> [TASK INSTRUCTIONS]
Pull each line holding "build" out of the entries below.

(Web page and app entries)
=== Section Start ===

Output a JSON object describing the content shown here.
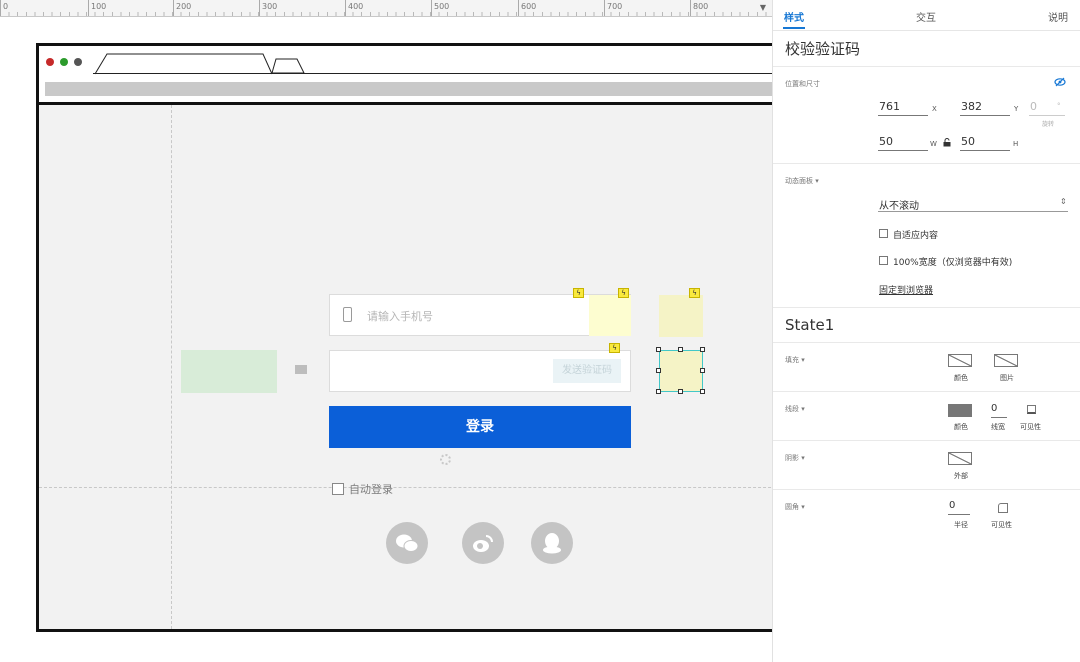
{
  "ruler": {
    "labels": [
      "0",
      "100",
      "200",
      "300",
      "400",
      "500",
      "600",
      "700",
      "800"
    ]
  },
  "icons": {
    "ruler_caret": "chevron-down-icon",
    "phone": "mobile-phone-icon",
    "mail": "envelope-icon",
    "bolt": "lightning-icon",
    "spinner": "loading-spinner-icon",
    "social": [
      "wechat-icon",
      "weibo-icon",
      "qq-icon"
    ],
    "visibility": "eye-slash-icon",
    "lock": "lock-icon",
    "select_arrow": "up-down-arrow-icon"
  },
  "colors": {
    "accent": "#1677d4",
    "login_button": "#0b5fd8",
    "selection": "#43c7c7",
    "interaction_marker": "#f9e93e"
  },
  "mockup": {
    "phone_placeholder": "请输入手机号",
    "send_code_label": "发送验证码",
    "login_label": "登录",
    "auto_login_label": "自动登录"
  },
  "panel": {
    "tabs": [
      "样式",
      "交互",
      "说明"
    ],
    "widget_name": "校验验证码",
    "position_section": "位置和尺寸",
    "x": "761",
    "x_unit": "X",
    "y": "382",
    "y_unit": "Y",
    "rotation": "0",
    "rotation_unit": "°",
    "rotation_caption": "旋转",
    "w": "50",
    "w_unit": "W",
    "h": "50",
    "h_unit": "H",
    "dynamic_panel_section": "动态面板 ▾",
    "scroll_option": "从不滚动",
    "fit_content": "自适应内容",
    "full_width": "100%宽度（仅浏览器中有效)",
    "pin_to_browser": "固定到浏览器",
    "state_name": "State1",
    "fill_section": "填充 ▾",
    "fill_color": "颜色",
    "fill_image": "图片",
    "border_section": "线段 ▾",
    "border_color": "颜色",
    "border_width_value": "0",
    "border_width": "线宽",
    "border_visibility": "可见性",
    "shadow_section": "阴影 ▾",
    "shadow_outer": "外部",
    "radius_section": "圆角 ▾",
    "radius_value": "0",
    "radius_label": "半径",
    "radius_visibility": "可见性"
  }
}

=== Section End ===
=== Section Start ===

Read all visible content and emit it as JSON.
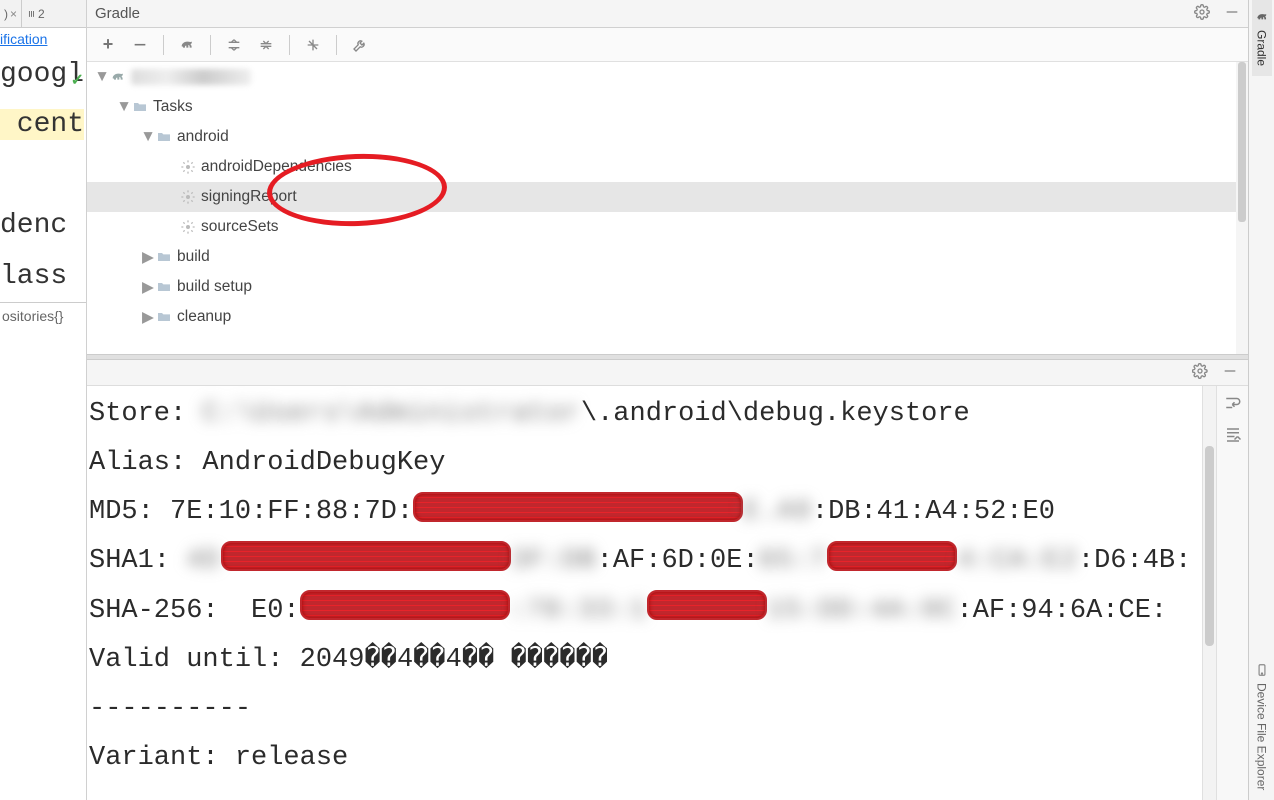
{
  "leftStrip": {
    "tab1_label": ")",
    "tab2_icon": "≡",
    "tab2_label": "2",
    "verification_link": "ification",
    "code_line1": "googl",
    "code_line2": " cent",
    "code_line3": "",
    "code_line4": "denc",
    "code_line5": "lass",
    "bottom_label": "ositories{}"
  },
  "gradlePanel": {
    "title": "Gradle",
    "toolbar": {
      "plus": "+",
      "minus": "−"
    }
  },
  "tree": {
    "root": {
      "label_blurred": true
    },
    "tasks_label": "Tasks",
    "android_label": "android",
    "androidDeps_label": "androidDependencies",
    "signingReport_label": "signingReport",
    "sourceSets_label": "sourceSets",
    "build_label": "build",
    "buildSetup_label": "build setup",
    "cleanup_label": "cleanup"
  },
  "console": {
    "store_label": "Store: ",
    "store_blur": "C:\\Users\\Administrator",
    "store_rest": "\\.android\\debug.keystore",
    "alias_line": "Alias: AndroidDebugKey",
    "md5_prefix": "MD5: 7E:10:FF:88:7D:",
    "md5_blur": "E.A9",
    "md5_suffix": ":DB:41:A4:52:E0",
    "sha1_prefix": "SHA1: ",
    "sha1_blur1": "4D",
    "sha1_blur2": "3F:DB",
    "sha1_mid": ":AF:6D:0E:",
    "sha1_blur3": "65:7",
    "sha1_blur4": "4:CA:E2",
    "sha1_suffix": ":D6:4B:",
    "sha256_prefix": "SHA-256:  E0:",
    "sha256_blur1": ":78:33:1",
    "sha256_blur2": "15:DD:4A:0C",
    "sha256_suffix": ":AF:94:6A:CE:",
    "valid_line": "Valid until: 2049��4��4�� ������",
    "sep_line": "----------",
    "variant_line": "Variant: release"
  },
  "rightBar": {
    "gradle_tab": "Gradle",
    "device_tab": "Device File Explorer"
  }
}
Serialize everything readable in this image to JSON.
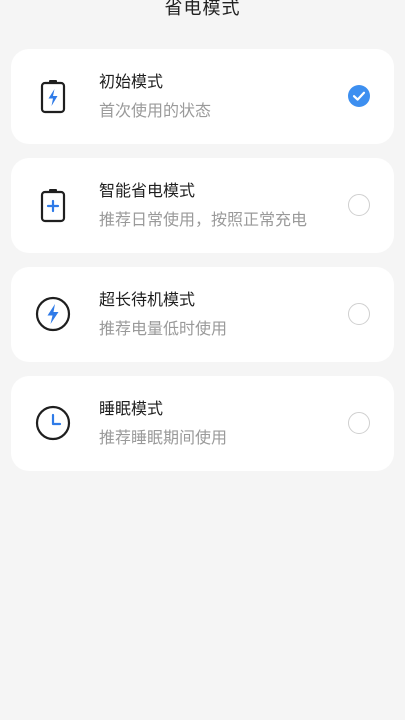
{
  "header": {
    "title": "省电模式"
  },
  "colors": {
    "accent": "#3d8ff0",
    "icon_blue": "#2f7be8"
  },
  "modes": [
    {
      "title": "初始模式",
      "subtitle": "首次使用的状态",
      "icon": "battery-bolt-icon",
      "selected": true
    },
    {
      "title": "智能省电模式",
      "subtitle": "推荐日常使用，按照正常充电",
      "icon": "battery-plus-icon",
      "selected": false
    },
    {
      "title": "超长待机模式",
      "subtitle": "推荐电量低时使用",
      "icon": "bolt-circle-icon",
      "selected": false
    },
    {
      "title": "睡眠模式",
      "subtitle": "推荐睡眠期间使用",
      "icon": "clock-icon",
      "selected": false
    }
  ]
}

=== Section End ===

> [RESULT OF THIS EXERCISE]
    "build_label": "build",
    "buildSetup_label": "build setup",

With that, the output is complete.